How Does DNS Work?
When a Web user types an address in a URL bar, a four-step process takes place before the browser can display the page in a window. The DNS recursor performs the first step of the process, receiving the lookup request from the user and translating it into a machine code that can be understood by other components in the DNS pipeline. The root server then converts the human-readable domain name into the IP address of a server. The root server works together with the TLD name server to narrow down the search further by focusing on a specific top level domain. The last step of the process is a request to the authoritative name server to return a link to the Web page associated with the domain, TLD and IP address. If the request is successful, the page loads in the user’s browser window.
What Is a DNS Resolver?
A DNS recursive resolver is a server near the beginning of the DNS pipeline. It initiates the DNS lookup request and notifies the authoritative name server by recursively searching for the server indicated in the request. This search is made more efficient by a process of caching that eliminates unnecessary lookups and saves the resolver from working harder than necessary. According to Cisco Umbrella, after contacting the name server, the recursive DNS resolver refers back to itself, like a telephone operator connecting a caller to a receiver. The authoritative name server is the link in the chain that contains the actual resource records of a Web domain. A Web page can’t load in a browser window until the authoritative name server is located by the resolver and the resource records are transferred back to the resolver. The process of looking up a Web page hosted on a subdomain requires sending a query to an additional authoritative name server after the initial name server has been located.
How Does DNS Look Up Names?
The recursive resolver performs several steps before it obtains the IP address of a Web server. It recursively contacts the root server, TLD server, and authoritative name server until it has the specific location of a Web page. After the resolver returns a website’s IP address to the browser, the HTTP request is sent to the correct IP address by the browser. When the request is answered, the browser can display the page in the window.

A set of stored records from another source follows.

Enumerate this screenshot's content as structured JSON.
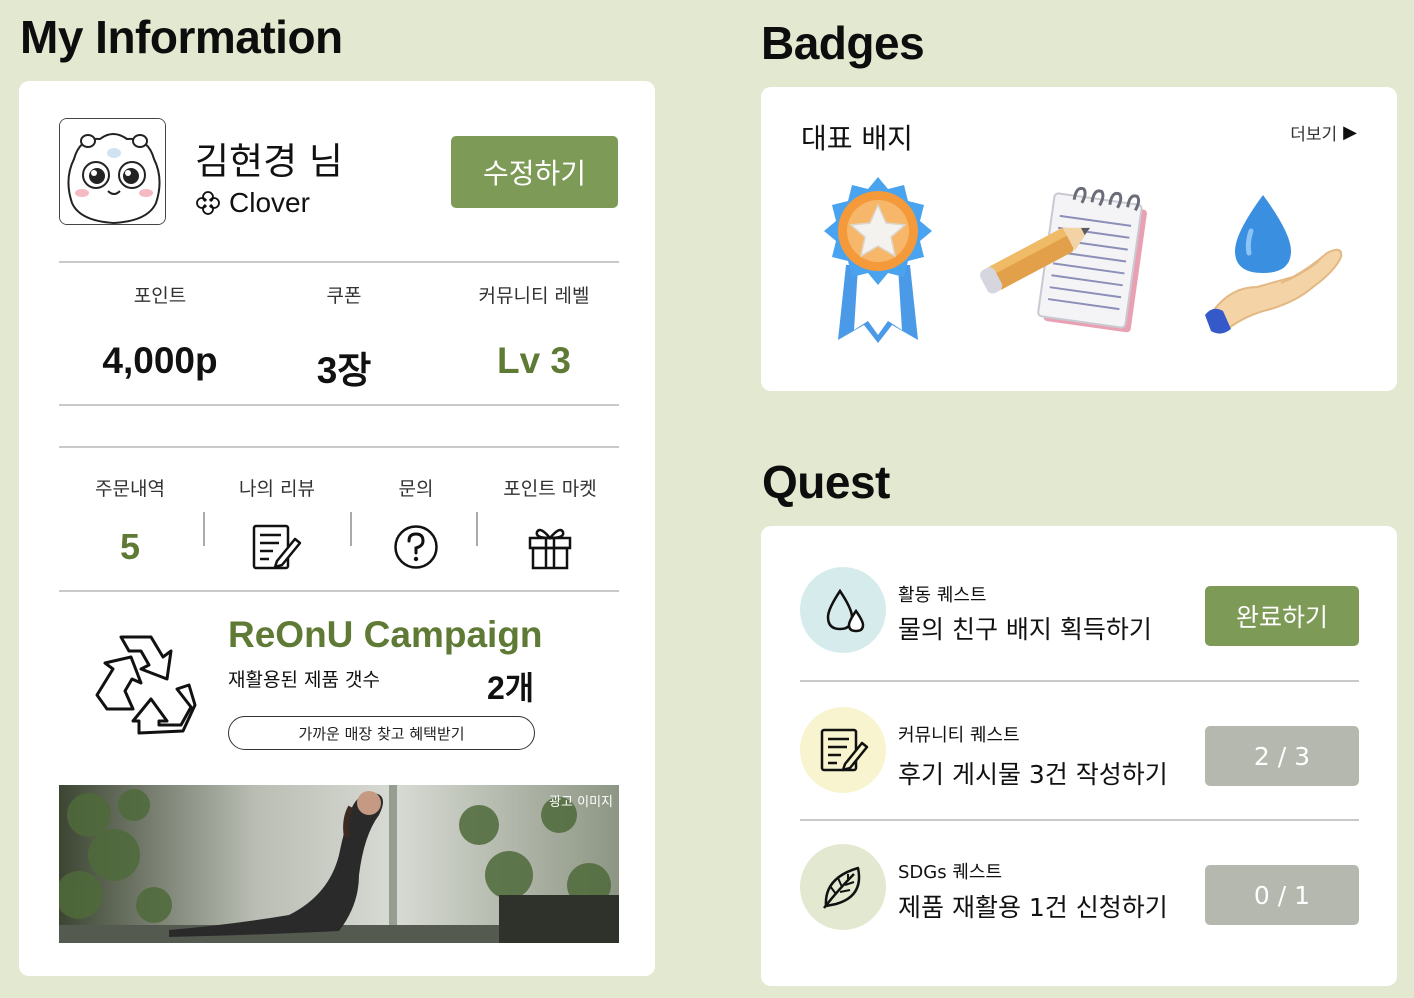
{
  "sections": {
    "my_information": "My Information",
    "badges": "Badges",
    "quest": "Quest"
  },
  "profile": {
    "name": "김현경 님",
    "grade": "Clover",
    "grade_icon": "clover-icon",
    "avatar_icon": "hamster-avatar",
    "edit_label": "수정하기"
  },
  "stats": [
    {
      "label": "포인트",
      "value": "4,000p"
    },
    {
      "label": "쿠폰",
      "value": "3장"
    },
    {
      "label": "커뮤니티 레벨",
      "value": "Lv 3"
    }
  ],
  "menu": [
    {
      "label": "주문내역",
      "value": "5"
    },
    {
      "label": "나의 리뷰",
      "icon": "review-icon"
    },
    {
      "label": "문의",
      "icon": "question-icon"
    },
    {
      "label": "포인트 마켓",
      "icon": "gift-icon"
    }
  ],
  "campaign": {
    "title": "ReOnU Campaign",
    "label": "재활용된 제품 갯수",
    "count": "2개",
    "button": "가까운 매장 찾고 혜택받기"
  },
  "ad": {
    "label": "광고 이미지"
  },
  "badges": {
    "heading": "대표 배지",
    "more": "더보기",
    "items": [
      "star-medal-badge",
      "notebook-pencil-badge",
      "water-drop-hand-badge"
    ]
  },
  "quests": [
    {
      "category": "활동 퀘스트",
      "title": "물의 친구 배지 획득하기",
      "action": "완료하기",
      "state": "completable",
      "icon": "water-drops-icon"
    },
    {
      "category": "커뮤니티 퀘스트",
      "title": "후기 게시물 3건 작성하기",
      "action": "2 / 3",
      "state": "progress",
      "icon": "review-icon"
    },
    {
      "category": "SDGs 퀘스트",
      "title": "제품 재활용 1건 신청하기",
      "action": "0 / 1",
      "state": "progress",
      "icon": "leaf-icon"
    }
  ],
  "colors": {
    "background": "#e3e9d0",
    "accent_green": "#7e9a57",
    "level_green": "#5e7a35",
    "disabled_gray": "#b5b8ae",
    "quest_blue": "#d6ecec",
    "quest_yellow": "#f7f4cf",
    "quest_sage": "#e3e9d0"
  }
}
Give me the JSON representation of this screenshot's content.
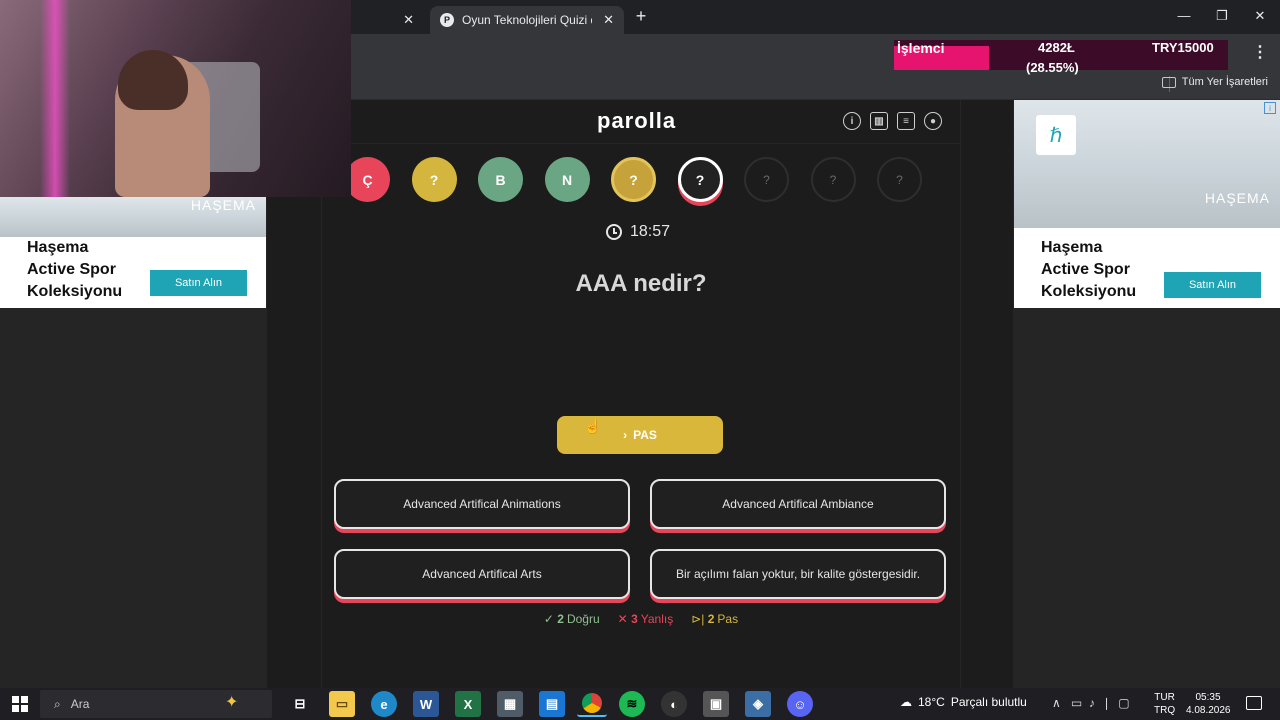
{
  "browser": {
    "tabs": [
      {
        "title": ""
      },
      {
        "title": "Oyun Teknolojileri Quizi qu",
        "favicon": "P"
      }
    ],
    "bookmarks_all": "Tüm Yer İşaretleri"
  },
  "cpu_overlay": {
    "label": "İşlemci",
    "mhz": "4282Ł",
    "percent_text": "(28.55%)",
    "percent": 28.55,
    "currency": "TRY15000",
    "bar_color": "#e6136f"
  },
  "game": {
    "logo": "parolla",
    "letters": [
      {
        "text": "Ç",
        "state": "wrong"
      },
      {
        "text": "?",
        "state": "passed"
      },
      {
        "text": "B",
        "state": "correct"
      },
      {
        "text": "N",
        "state": "correct"
      },
      {
        "text": "?",
        "state": "passed-active"
      },
      {
        "text": "?",
        "state": "current"
      },
      {
        "text": "?",
        "state": "empty"
      },
      {
        "text": "?",
        "state": "empty"
      },
      {
        "text": "?",
        "state": "empty"
      }
    ],
    "timer": "18:57",
    "question": "AAA nedir?",
    "pass_button": "PAS",
    "answers": [
      "Advanced Artifical Animations",
      "Advanced Artifical Ambiance",
      "Advanced Artifical Arts",
      "Bir açılımı falan yoktur, bir kalite göstergesidir."
    ],
    "stats": {
      "correct_count": "2",
      "correct_label": "Doğru",
      "wrong_count": "3",
      "wrong_label": "Yanlış",
      "pass_count": "2",
      "pass_label": "Pas"
    },
    "colors": {
      "wrong": "#e8445a",
      "passed": "#d4b53d",
      "correct": "#6aa683"
    }
  },
  "ads": {
    "left": {
      "heading_lines": [
        "Haşema",
        "Active Spor",
        "Koleksiyonu"
      ],
      "cta": "Satın Alın",
      "brand": "HAŞEMA"
    },
    "right": {
      "heading_lines": [
        "Haşema",
        "Active Spor",
        "Koleksiyonu"
      ],
      "cta": "Satın Alın",
      "brand": "HAŞEMA"
    }
  },
  "taskbar": {
    "search_placeholder": "Ara",
    "weather_temp": "18°C",
    "weather_text": "Parçalı bulutlu",
    "lang_top": "TUR",
    "lang_bottom": "TRQ",
    "time": "05:35",
    "date": "4.08.2026",
    "apps": [
      "task-view",
      "file-explorer",
      "edge",
      "word",
      "excel",
      "calculator",
      "store",
      "chrome",
      "spotify",
      "obs",
      "app",
      "app",
      "discord"
    ]
  }
}
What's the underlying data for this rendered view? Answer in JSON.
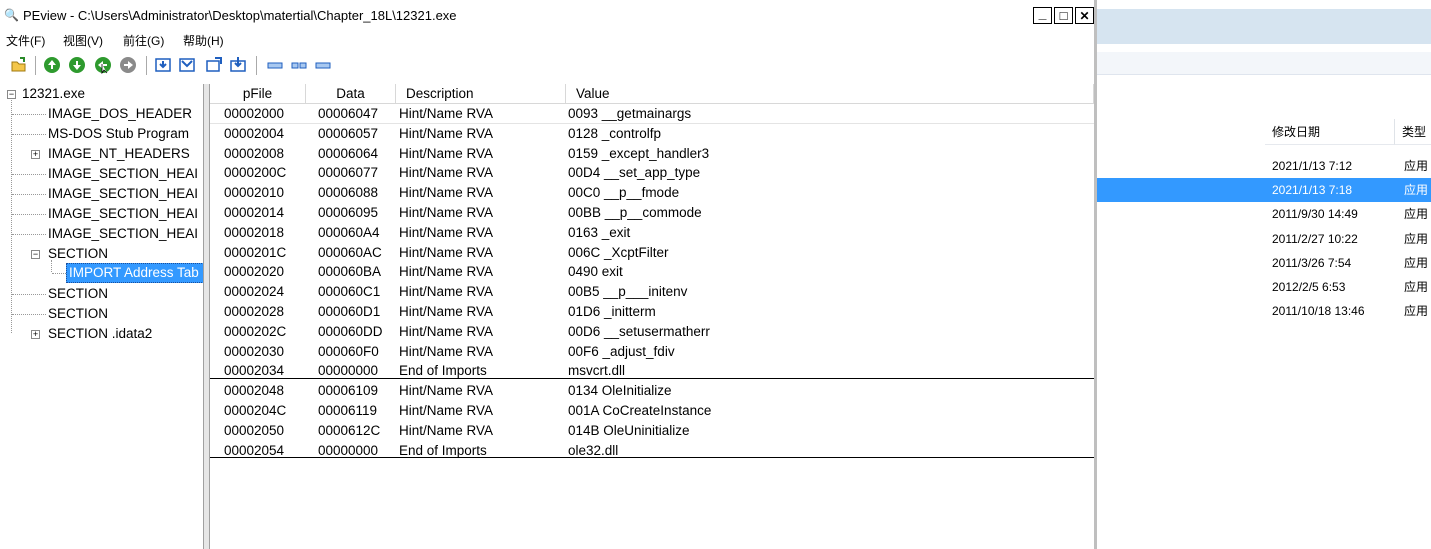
{
  "window": {
    "title": "PEview - C:\\Users\\Administrator\\Desktop\\matertial\\Chapter_18L\\12321.exe",
    "controls": {
      "minimize": "_",
      "maximize": "□",
      "close": "✕"
    }
  },
  "menu": [
    "文件(F)",
    "视图(V)",
    "前往(G)",
    "帮助(H)"
  ],
  "toolbar": [
    "open-icon",
    "forward-icon",
    "back-icon",
    "up-icon",
    "next-icon",
    "view-tree-icon",
    "view-data-icon",
    "view-export-icon",
    "view-import-icon",
    "view-hex-icon",
    "view-word-icon",
    "view-dword-icon"
  ],
  "tree": {
    "root": "12321.exe",
    "items": [
      "IMAGE_DOS_HEADER",
      "MS-DOS Stub Program",
      "IMAGE_NT_HEADERS",
      "IMAGE_SECTION_HEAI",
      "IMAGE_SECTION_HEAI",
      "IMAGE_SECTION_HEAI",
      "IMAGE_SECTION_HEAI",
      "SECTION",
      "IMPORT Address Tab",
      "SECTION",
      "SECTION",
      "SECTION .idata2"
    ]
  },
  "grid": {
    "columns": [
      "pFile",
      "Data",
      "Description",
      "Value"
    ],
    "group1": [
      [
        "00002000",
        "00006047",
        "Hint/Name RVA",
        "0093  __getmainargs"
      ],
      [
        "00002004",
        "00006057",
        "Hint/Name RVA",
        "0128  _controlfp"
      ],
      [
        "00002008",
        "00006064",
        "Hint/Name RVA",
        "0159  _except_handler3"
      ],
      [
        "0000200C",
        "00006077",
        "Hint/Name RVA",
        "00D4  __set_app_type"
      ],
      [
        "00002010",
        "00006088",
        "Hint/Name RVA",
        "00C0  __p__fmode"
      ],
      [
        "00002014",
        "00006095",
        "Hint/Name RVA",
        "00BB  __p__commode"
      ],
      [
        "00002018",
        "000060A4",
        "Hint/Name RVA",
        "0163  _exit"
      ],
      [
        "0000201C",
        "000060AC",
        "Hint/Name RVA",
        "006C  _XcptFilter"
      ],
      [
        "00002020",
        "000060BA",
        "Hint/Name RVA",
        "0490  exit"
      ],
      [
        "00002024",
        "000060C1",
        "Hint/Name RVA",
        "00B5  __p___initenv"
      ],
      [
        "00002028",
        "000060D1",
        "Hint/Name RVA",
        "01D6  _initterm"
      ],
      [
        "0000202C",
        "000060DD",
        "Hint/Name RVA",
        "00D6  __setusermatherr"
      ],
      [
        "00002030",
        "000060F0",
        "Hint/Name RVA",
        "00F6  _adjust_fdiv"
      ],
      [
        "00002034",
        "00000000",
        "End of Imports",
        "msvcrt.dll"
      ]
    ],
    "group2": [
      [
        "00002048",
        "00006109",
        "Hint/Name RVA",
        "0134  OleInitialize"
      ],
      [
        "0000204C",
        "00006119",
        "Hint/Name RVA",
        "001A  CoCreateInstance"
      ],
      [
        "00002050",
        "0000612C",
        "Hint/Name RVA",
        "014B  OleUninitialize"
      ],
      [
        "00002054",
        "00000000",
        "End of Imports",
        "ole32.dll"
      ]
    ]
  },
  "explorer": {
    "columns": [
      "修改日期",
      "类型"
    ],
    "rows": [
      [
        "2021/1/13 7:12",
        "应用"
      ],
      [
        "2021/1/13 7:18",
        "应用"
      ],
      [
        "2011/9/30 14:49",
        "应用"
      ],
      [
        "2011/2/27 10:22",
        "应用"
      ],
      [
        "2011/3/26 7:54",
        "应用"
      ],
      [
        "2012/2/5 6:53",
        "应用"
      ],
      [
        "2011/10/18 13:46",
        "应用"
      ]
    ],
    "selected_row": 1
  }
}
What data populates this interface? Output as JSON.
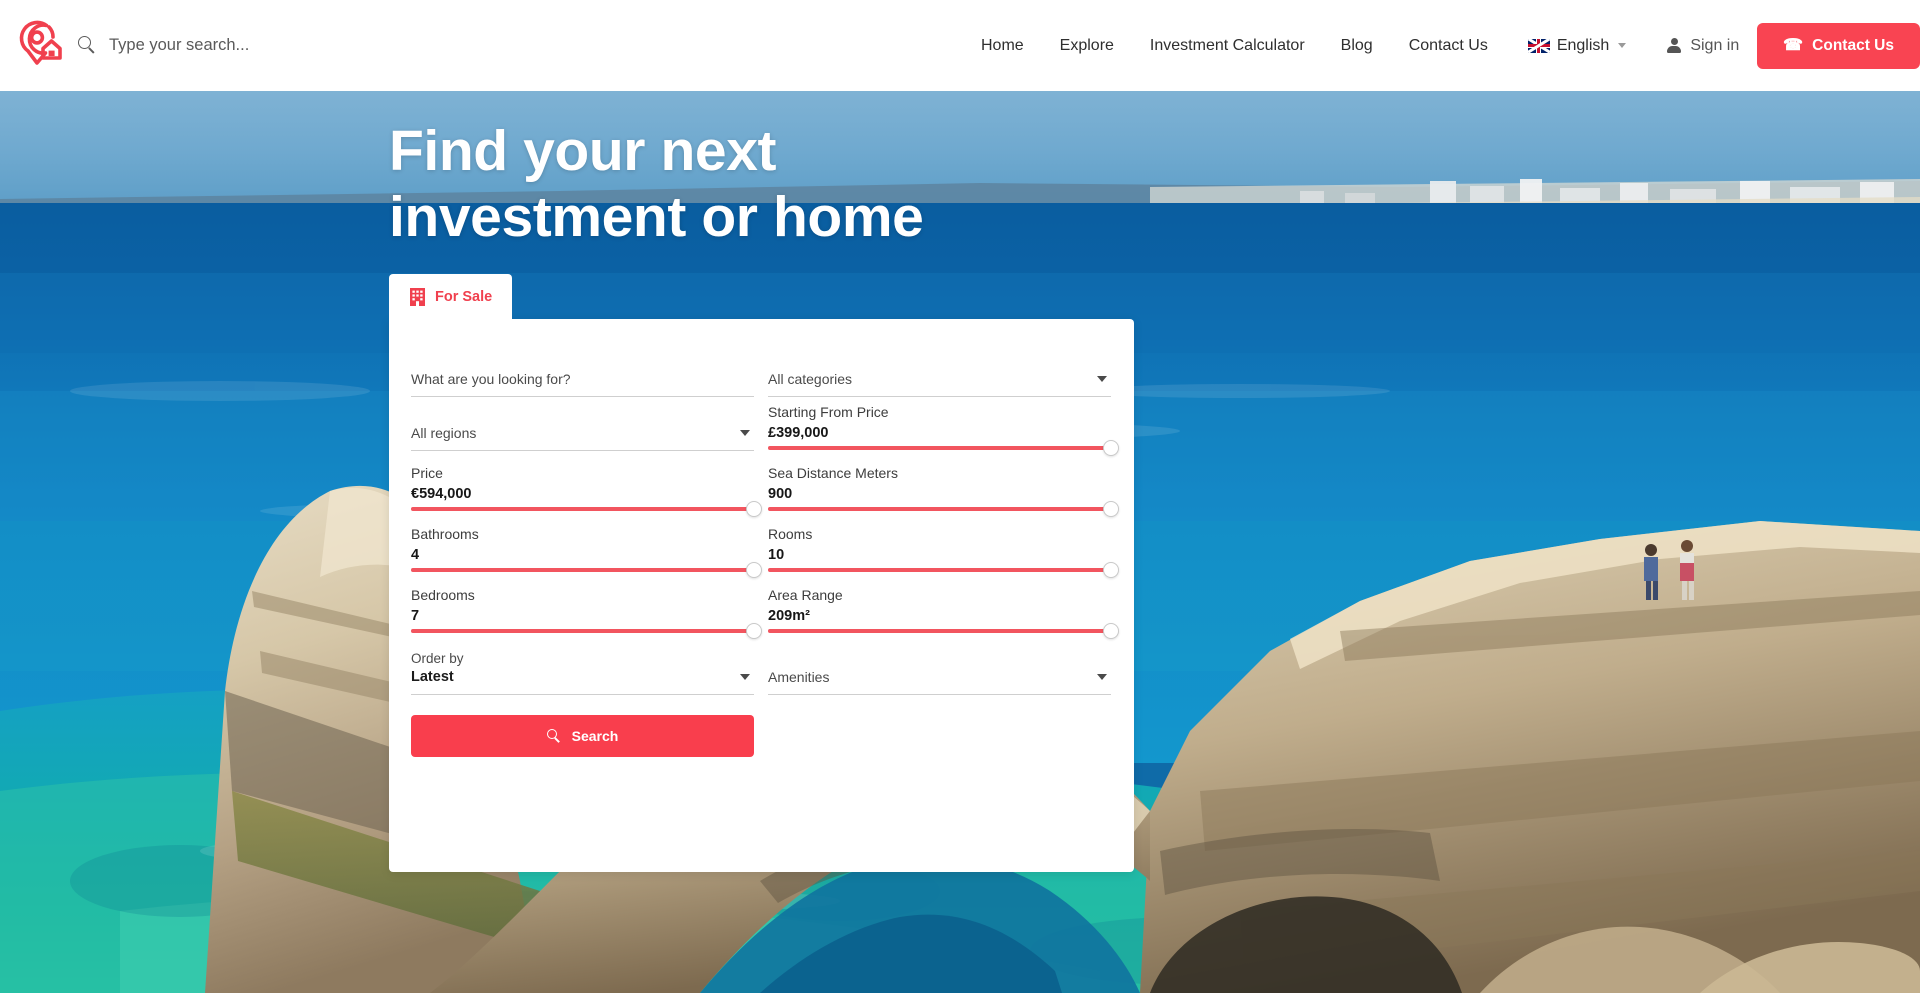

Information technology is a rapidly growing field that incorporates many aspects of modern technology and business in a professional discipline. The Domain Name System is one of the most important concepts to understand for college students pursuing an information technology degree.